WYNN PALACE BARS
Flying machines, the four minute mile, and decorating a room in green and have it look good. Thanks to Wing Lei Bar for finally scratching the last one off the list. Located beside Wing Lei Palace, Wing Lei Bar is a hip little haunt designed to look like a jewelry box, and I totally dig its style. With only 7 tables, it’s perfect for a quick drink or two before heading off into the night.

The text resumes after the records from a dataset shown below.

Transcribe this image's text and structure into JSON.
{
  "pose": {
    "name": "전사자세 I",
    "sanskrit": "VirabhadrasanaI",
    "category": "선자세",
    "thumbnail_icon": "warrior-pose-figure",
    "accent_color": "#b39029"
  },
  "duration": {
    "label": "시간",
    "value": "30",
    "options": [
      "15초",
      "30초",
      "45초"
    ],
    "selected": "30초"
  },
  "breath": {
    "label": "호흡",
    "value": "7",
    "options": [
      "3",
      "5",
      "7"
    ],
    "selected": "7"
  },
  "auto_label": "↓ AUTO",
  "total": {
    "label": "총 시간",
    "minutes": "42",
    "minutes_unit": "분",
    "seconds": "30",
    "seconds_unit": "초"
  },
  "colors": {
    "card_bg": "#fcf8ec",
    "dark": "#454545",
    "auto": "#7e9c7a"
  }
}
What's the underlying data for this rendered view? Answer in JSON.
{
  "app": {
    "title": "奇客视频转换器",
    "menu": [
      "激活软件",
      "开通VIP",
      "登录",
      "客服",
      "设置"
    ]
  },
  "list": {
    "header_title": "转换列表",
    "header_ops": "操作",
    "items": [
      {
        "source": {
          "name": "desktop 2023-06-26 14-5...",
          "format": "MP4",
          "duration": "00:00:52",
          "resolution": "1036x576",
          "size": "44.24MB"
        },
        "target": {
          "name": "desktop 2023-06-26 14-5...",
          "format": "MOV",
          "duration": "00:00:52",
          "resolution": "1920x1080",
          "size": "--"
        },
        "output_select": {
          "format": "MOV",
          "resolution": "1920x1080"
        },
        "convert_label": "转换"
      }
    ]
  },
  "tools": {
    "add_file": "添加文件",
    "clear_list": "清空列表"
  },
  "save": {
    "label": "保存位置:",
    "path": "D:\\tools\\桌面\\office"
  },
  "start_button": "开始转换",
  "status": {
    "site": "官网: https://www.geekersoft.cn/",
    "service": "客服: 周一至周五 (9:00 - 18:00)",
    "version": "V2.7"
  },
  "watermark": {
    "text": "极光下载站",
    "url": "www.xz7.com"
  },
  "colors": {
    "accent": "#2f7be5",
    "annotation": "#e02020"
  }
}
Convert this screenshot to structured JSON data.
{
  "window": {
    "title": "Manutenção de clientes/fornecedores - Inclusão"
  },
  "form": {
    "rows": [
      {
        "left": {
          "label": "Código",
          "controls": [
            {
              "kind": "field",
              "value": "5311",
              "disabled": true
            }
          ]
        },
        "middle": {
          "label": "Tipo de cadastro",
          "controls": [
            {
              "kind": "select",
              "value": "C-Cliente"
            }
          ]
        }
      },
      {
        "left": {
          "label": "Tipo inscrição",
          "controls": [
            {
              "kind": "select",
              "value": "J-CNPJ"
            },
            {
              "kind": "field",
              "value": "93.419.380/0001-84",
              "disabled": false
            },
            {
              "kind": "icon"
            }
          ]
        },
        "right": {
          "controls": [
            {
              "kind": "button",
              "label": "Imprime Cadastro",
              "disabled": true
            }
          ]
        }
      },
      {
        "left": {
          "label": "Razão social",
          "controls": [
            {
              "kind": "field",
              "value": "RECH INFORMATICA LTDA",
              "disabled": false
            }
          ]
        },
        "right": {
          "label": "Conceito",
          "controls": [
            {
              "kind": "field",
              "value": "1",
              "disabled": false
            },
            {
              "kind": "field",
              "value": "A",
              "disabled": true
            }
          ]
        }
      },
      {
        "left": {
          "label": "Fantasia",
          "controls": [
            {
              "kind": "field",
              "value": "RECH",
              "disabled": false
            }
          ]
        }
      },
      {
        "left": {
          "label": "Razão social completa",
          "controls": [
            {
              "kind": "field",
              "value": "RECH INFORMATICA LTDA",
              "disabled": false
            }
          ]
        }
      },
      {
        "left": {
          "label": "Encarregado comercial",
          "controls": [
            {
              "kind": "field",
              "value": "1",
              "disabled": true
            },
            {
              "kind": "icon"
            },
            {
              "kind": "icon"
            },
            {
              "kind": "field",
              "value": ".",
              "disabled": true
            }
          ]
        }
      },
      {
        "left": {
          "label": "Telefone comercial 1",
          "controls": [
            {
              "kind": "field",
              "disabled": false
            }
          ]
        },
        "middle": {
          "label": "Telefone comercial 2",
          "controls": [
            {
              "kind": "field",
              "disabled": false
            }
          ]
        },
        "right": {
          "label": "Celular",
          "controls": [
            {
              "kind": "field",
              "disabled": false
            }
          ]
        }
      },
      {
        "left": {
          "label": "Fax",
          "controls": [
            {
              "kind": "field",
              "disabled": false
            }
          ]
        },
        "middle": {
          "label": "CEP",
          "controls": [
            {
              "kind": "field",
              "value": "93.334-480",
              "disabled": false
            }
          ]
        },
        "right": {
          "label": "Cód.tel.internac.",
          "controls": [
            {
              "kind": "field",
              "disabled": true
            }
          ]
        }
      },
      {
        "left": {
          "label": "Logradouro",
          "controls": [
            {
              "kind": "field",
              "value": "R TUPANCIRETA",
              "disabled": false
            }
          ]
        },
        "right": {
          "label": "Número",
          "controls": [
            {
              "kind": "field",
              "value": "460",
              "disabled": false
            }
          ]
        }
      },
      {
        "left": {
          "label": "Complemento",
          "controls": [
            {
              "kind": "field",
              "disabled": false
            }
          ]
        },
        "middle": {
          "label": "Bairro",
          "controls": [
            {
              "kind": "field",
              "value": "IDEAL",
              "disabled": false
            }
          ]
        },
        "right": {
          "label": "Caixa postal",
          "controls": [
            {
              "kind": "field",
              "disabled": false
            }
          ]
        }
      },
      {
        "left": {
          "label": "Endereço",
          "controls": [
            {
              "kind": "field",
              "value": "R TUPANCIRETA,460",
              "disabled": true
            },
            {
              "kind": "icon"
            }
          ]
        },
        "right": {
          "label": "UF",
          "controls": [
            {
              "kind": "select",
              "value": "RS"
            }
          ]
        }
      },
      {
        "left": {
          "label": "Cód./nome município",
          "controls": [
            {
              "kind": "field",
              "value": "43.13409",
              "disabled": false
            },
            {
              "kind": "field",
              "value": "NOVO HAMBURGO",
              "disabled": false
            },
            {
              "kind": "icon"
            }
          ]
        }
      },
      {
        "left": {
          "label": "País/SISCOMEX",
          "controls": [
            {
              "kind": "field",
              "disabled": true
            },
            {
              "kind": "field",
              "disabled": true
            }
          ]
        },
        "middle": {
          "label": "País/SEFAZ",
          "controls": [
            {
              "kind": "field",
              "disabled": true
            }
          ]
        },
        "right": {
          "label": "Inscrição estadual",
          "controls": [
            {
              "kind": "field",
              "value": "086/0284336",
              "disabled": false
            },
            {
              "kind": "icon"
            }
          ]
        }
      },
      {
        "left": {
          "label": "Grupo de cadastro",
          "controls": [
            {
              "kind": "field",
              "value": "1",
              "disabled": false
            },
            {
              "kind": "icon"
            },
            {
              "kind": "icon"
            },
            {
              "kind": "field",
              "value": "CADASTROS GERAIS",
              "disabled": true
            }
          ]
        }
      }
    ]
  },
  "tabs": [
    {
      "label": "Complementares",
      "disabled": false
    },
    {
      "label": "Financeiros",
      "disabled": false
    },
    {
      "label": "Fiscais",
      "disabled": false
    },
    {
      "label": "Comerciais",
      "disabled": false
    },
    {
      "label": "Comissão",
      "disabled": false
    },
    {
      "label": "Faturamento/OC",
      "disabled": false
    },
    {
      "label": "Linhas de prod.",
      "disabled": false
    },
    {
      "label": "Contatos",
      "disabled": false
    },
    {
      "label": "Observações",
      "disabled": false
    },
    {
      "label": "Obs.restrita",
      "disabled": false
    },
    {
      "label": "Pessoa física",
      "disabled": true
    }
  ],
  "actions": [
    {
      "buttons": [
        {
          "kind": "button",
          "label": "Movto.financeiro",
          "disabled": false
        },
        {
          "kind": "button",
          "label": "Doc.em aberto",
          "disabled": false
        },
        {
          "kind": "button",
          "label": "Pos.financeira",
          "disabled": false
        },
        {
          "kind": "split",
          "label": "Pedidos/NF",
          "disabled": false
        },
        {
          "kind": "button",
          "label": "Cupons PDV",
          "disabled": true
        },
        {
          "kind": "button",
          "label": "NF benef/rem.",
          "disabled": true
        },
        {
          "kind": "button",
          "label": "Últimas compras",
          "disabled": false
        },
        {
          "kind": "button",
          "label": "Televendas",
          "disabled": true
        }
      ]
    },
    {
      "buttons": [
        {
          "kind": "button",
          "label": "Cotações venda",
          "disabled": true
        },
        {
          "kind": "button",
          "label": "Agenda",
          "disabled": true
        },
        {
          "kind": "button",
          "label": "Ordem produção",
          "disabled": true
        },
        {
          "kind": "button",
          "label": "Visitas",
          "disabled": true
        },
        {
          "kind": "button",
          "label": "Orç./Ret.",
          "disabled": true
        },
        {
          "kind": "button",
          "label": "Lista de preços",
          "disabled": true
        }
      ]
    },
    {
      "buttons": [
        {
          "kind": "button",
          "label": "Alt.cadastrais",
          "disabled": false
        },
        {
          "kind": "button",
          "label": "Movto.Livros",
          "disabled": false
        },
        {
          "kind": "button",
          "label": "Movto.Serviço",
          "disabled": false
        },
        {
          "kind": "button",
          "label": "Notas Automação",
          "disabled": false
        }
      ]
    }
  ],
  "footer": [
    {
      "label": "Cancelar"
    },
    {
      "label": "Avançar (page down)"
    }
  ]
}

The only bar at Wynn Palace, it looks like they learned their lesson from all the empty ones at Wynn Macau.
Prices are totally reasonable, with beers $50 to $70, shots of most hard stuff $70 to $150 and scotch $70 to $380. Cocktails are very pricey though, ranging from $130 to $230, while glasses of wine are $90 to $180. You’re probably better off going with full bottles instead, which cost $380 to $700.
Wing Lei Bar is open from 3:00 pm to 2:00 am daily.
Perhaps all you need to know about the shopping at Wynn Palace is that the property feels more like a shopping mall than a hotel.
All of the common areas on the ground floor are occupied by retail space and there is literally no way to get around without avoiding a shop, stall, boutique or some other sign of conspicuous consumption.
It’s all up market designer brands way out of my tax bracket so I’ll just leave it to you.
THE LAST WORD
I could basically cut and paste what I wrote in the Sands Cotai review 8 years ago because the same thing applies to Wynn Palace.
A hotel alone won’t cut in on the Cotai Strip in 2017. Properties need entertainment, they need walk in traffic, they need diverse and appealing attractions, they need to stand out from the crowd in some way and be destinations in themselves.
At Wynn Palace however, they don’t do any of that and seem to be banking on their big Wynn name to pull them through. Ordinarily that might be enough but Wynn Palace makes a mockery of typical Wynn standards, with poor facilities, lacklustre dining, no entertainment and basically nothing for kids.
With all due respect to Mr Wynn, the world did not wait ten for years for this.
WYNN PALACE LOCATION
Wynn Palace is located behind the City of Dreams and the stunning new MGM Cotai. The Wynn marketing department can spin it as being an oasis away from the hustle and bustle of the main Strip but that bird don’t hunt. It wants to be where the Parisian is because that’s where the action is, not down a side road no one in Macau knew about until the Palace opened.